REQUIRED WORK -> Wherever "Deployment" appears in a line of the listing, report that line.

EXTRACTED ENTRIES ->
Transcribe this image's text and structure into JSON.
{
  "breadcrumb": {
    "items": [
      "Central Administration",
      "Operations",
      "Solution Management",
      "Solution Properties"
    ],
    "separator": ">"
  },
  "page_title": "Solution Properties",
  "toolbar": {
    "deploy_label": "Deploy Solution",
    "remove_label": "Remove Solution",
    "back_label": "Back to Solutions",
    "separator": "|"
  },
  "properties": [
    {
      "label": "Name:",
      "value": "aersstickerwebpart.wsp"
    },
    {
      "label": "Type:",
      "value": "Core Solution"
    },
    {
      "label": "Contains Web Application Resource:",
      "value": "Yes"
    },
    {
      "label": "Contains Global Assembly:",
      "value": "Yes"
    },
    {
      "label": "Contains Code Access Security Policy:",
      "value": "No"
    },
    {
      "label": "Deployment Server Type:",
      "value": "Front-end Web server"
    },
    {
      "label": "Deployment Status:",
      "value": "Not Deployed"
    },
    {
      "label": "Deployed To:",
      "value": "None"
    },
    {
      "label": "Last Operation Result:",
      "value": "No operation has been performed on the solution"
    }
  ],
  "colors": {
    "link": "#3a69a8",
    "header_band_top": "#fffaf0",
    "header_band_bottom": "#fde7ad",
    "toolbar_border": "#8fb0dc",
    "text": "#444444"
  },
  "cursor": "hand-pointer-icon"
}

WORKED SOLUTION ->
      "label": "Deployment Server Type:",
      "label": "Deployment Status:",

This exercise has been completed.